Kane Springs, San Juan County, was
a major water stop along the historic
Spanish Trail, in use from 1829 to 1848.
Large trade caravans halted here and drank
from the abundant spring waters.
In autumn months, pack trains carried
woolen textiles and raw wool over the trail
from the settlements on the upper Rio
Grande to the coastal towns of California.
On reaching California, wool merchants
exchanged their goods for horses and mules, which were driven back to New Mexico
the following spring. It took trail riders over two months to complete the journey.

The 1,120-mile route, from Santa Fe, New Mexico, to Los Angeles, California, followed
a northward looping course that passed through the rugged southern and central
landscapes of Utah. This trail avoided the deep canyons of the Colorado River and
the hostile Indians of Arizona.

In 1848, at the end of the Mexican war, the territory
encompassing the Spanish Trail became part of the United States.
Thereafter, caravan traffic followed direct east-west lines. In the
post-trail period, the waters of Kane Springs refreshed weary
travelers, cattle drovers, pioneer settlers, and outlaws.
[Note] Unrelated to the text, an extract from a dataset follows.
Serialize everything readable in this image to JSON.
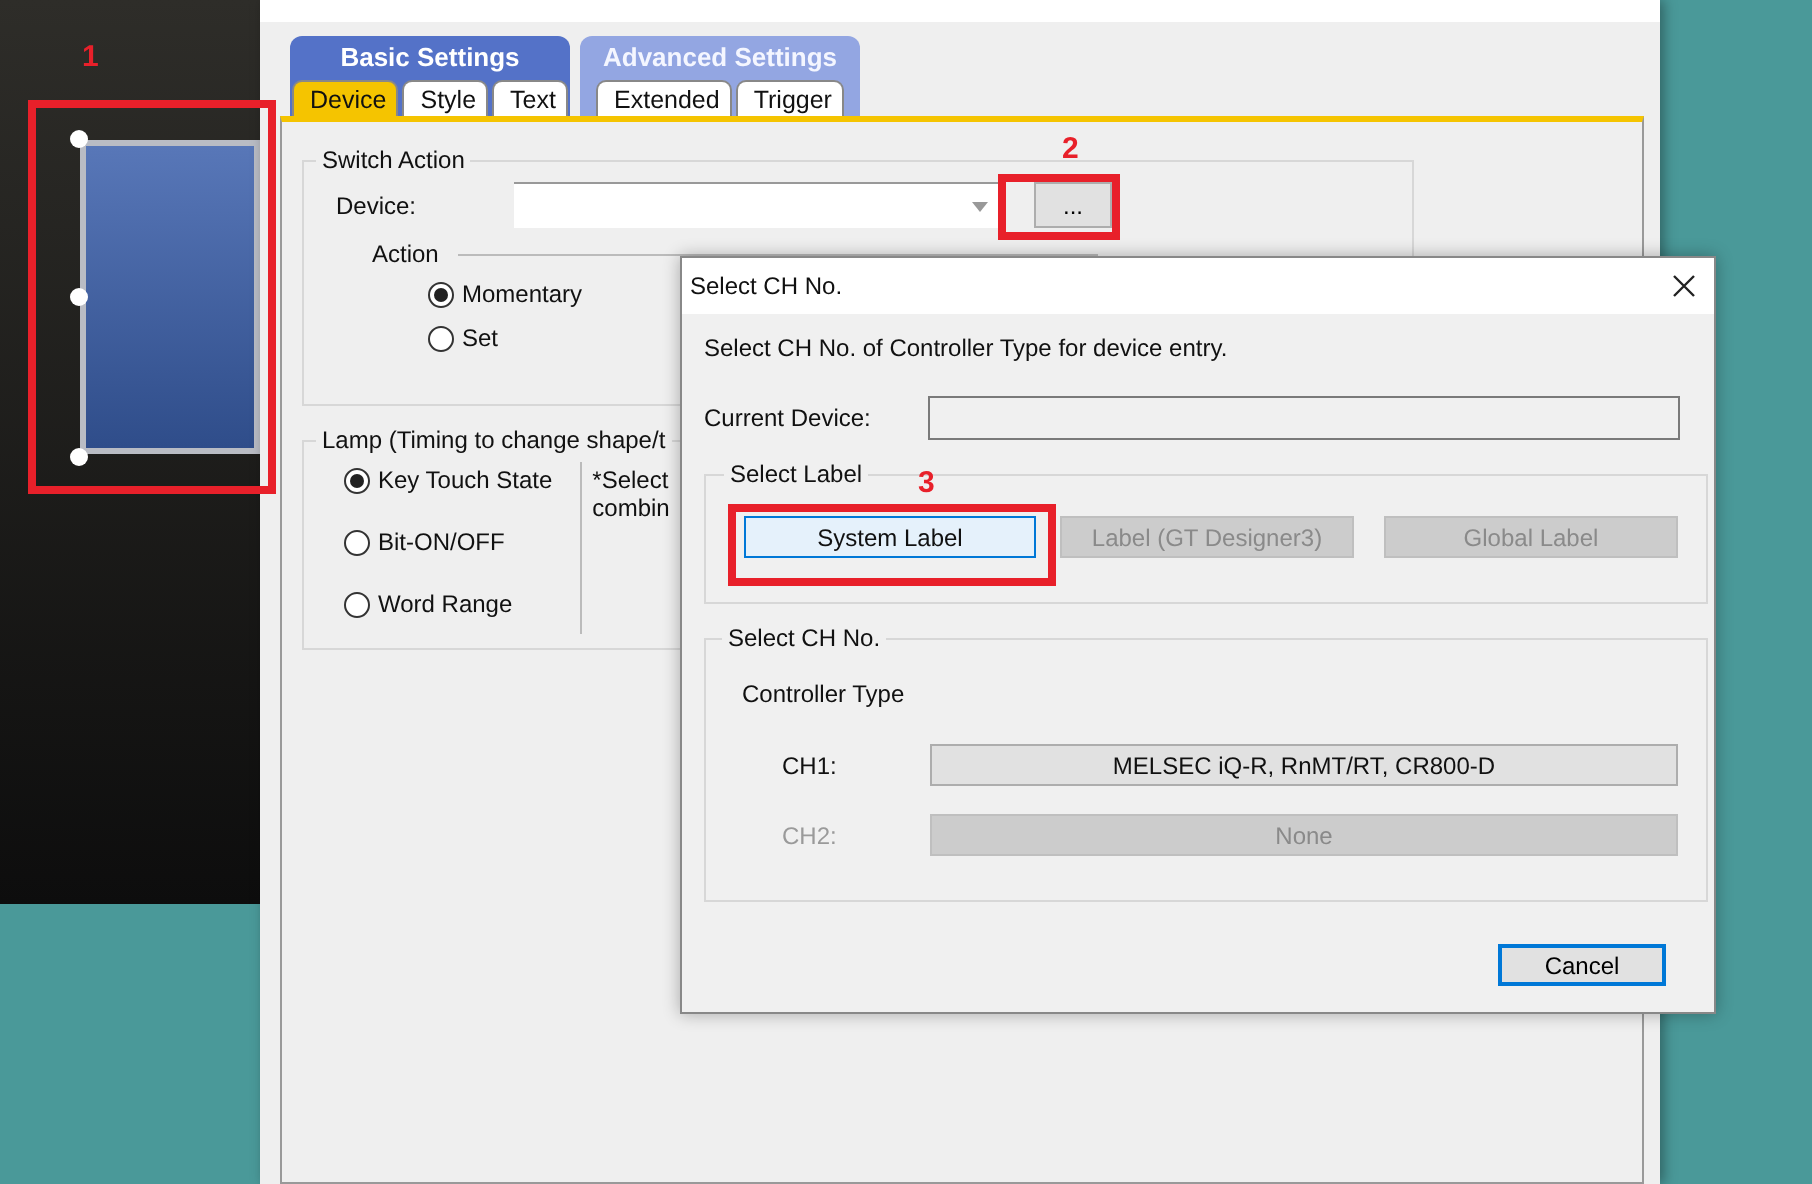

Don't miss the rest of our virtual tour of San Juan County in 10134 images.